Granted, these are small restaurants - seating just 18 and 25 respectively - but that Michelin effect has trickle-down benefits for the wider community, whether by attracting monied tourists or by encouraging ambitious chefs to raise the bar further. Even Oliver Dunne believes he would have neither the culinary skills nor the thriving business that he has today without the influence of Michelin.
Perhaps, at the end of the day, that's the real relevance of Michelin to the average Irish diner. Whether or not chasing stars is your bag, as Dunne says, "the fact that Michelin stars are there means the world gets better chefs". And if you like eating out, as we Irish increasingly do, better chefs matter.
Michelin's editors regularly assert that they judge the food alone, and that consistency is king. Oliver Dunne tells a story about meeting Rebecca Burr, the current editor of the Michelin Guide to Ireland and Great Britain, about 15 years ago when she was inspecting Mint restaurant in Ranelagh. "I was talking to her about amuse bouches and all of this sort of stuff, and she stopped me in my tracks and said 'What are you talking about? You could win a Michelin star in a phone box as long as you serve three consistent courses'."
Another myth is that a Michelin star equates formality. Declan Maxwell (pictured above) of Dublin 8's ambitious new Spitalfields pub and restaurant was restaurant manager in Chapter One when they won their Michelin star in 2007. "Suddenly customers were coming with much higher expectations," he says, "but the premises is recognised for what they do and how they do it."

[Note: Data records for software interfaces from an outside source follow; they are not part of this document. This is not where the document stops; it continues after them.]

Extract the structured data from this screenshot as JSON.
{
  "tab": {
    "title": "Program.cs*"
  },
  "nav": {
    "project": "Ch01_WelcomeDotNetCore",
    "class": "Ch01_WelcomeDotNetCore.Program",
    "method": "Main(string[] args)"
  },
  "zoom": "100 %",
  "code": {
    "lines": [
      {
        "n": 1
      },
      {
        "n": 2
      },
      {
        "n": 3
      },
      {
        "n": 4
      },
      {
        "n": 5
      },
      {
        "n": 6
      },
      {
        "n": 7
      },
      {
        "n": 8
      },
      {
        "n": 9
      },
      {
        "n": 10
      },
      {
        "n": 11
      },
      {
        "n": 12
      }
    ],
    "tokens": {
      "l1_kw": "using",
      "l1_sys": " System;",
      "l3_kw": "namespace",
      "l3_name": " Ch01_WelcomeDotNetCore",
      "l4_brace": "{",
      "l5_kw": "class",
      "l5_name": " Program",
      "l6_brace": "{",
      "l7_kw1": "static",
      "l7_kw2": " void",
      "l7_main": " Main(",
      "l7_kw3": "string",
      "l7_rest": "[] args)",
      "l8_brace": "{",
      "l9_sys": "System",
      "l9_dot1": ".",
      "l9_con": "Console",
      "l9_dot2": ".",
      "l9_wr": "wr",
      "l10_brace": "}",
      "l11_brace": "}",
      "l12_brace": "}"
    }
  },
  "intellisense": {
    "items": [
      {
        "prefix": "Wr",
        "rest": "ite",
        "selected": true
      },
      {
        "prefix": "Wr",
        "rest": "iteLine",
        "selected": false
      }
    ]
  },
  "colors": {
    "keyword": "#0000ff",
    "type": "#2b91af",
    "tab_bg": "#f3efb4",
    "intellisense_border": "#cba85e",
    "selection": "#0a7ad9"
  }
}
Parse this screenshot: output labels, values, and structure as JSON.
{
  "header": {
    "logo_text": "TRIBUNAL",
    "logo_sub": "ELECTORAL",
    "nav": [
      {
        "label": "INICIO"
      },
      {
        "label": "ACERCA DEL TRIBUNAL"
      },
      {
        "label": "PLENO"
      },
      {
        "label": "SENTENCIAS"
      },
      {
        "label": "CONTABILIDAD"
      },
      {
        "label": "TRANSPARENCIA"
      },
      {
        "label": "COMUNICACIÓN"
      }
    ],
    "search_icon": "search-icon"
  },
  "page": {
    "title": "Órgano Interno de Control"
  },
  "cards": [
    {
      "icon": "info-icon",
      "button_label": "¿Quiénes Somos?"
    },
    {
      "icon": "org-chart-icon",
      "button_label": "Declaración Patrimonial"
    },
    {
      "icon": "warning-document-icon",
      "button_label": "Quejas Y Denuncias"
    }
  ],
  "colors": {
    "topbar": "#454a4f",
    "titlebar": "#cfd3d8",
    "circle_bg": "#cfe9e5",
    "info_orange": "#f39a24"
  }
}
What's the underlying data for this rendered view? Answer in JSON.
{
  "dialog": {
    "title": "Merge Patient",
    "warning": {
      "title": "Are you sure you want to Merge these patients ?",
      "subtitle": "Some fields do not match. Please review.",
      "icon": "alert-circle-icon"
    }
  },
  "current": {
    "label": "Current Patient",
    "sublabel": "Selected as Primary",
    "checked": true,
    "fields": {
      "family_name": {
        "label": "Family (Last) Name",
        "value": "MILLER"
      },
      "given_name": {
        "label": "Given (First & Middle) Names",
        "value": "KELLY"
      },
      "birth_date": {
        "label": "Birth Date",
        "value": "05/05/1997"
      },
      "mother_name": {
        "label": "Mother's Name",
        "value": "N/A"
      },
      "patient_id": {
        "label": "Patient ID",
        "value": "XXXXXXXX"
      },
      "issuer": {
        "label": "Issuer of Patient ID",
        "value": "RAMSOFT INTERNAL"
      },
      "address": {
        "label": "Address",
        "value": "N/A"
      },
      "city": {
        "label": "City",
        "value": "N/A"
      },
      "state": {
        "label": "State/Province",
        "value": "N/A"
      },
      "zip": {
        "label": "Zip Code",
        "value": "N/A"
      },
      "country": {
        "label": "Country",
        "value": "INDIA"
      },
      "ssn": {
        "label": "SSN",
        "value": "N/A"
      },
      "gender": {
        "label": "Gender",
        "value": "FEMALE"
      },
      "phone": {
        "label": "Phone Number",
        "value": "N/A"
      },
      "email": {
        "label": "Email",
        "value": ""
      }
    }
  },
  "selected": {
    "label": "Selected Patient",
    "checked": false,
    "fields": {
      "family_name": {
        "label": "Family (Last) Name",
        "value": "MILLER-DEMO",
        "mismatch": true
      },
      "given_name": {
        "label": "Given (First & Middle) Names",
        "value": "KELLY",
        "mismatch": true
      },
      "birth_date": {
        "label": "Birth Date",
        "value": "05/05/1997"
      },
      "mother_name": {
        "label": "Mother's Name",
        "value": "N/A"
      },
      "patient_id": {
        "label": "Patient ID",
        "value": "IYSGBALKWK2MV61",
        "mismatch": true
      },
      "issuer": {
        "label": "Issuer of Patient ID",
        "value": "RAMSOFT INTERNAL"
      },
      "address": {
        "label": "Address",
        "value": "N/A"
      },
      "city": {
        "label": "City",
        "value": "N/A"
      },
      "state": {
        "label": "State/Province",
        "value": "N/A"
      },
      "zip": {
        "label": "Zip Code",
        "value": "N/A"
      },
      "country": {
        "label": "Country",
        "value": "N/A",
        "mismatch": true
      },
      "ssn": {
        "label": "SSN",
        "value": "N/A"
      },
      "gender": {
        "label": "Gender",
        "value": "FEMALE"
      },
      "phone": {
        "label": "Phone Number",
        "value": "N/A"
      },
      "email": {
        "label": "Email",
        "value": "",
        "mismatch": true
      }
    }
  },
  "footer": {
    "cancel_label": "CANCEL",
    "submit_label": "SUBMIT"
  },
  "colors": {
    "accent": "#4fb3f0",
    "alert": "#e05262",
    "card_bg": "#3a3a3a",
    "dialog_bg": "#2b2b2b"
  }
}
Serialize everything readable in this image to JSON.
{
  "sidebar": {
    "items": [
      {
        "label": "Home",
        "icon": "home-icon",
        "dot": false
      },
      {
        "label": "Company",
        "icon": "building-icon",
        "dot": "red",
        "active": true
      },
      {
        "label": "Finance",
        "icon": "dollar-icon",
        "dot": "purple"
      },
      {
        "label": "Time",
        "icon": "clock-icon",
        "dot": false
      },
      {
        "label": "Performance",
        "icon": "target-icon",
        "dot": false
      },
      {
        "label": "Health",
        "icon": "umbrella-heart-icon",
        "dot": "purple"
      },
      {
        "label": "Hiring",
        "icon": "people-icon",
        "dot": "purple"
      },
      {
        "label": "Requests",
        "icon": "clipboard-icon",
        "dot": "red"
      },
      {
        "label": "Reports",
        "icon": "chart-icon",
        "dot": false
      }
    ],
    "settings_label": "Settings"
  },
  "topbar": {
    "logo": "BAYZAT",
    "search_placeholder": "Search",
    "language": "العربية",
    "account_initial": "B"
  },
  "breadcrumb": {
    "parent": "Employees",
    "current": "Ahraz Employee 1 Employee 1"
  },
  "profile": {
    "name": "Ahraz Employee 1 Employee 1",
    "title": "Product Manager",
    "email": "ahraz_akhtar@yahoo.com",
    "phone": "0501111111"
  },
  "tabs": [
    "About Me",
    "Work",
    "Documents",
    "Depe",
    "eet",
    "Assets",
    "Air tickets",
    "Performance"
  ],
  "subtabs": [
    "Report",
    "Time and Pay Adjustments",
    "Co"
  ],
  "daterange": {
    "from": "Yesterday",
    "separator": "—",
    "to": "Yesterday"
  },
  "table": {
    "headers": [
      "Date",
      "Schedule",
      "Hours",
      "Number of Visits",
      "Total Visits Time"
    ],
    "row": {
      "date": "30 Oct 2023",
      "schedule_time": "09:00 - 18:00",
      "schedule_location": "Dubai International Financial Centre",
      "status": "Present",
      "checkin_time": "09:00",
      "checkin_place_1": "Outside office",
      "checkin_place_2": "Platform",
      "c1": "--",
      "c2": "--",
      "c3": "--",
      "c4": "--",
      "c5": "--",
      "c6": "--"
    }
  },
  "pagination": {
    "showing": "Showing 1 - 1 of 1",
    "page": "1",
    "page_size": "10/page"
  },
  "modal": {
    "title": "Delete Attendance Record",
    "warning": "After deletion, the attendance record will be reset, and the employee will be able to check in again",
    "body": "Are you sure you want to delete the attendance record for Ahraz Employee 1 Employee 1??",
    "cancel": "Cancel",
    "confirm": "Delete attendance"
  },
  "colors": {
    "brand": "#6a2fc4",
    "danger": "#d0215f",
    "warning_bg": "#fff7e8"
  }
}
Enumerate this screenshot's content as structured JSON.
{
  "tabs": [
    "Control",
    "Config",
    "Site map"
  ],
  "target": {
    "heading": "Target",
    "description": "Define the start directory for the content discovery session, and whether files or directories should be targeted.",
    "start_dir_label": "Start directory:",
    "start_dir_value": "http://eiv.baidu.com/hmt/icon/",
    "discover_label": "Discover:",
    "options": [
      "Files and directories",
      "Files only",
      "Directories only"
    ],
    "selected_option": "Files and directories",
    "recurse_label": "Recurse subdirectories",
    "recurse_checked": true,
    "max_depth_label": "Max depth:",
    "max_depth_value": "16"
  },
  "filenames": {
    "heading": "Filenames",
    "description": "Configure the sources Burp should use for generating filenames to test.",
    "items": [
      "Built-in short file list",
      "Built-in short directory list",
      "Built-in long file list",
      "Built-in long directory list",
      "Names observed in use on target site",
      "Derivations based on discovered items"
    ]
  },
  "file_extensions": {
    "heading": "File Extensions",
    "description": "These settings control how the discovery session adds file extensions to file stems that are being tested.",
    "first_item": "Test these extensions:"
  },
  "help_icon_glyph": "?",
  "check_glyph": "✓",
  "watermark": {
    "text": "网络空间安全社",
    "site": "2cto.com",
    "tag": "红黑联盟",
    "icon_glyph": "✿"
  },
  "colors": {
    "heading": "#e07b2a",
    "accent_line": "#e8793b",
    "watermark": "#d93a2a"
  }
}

Maxwell cites the example of Osteria Francescana, a three-star Michelin restaurant in Milan which reached number one in The World's 50 Best Restaurants list. "People's perception is that it would be really stuffy, but it was so friendly and relaxing. They just make you feel amazing."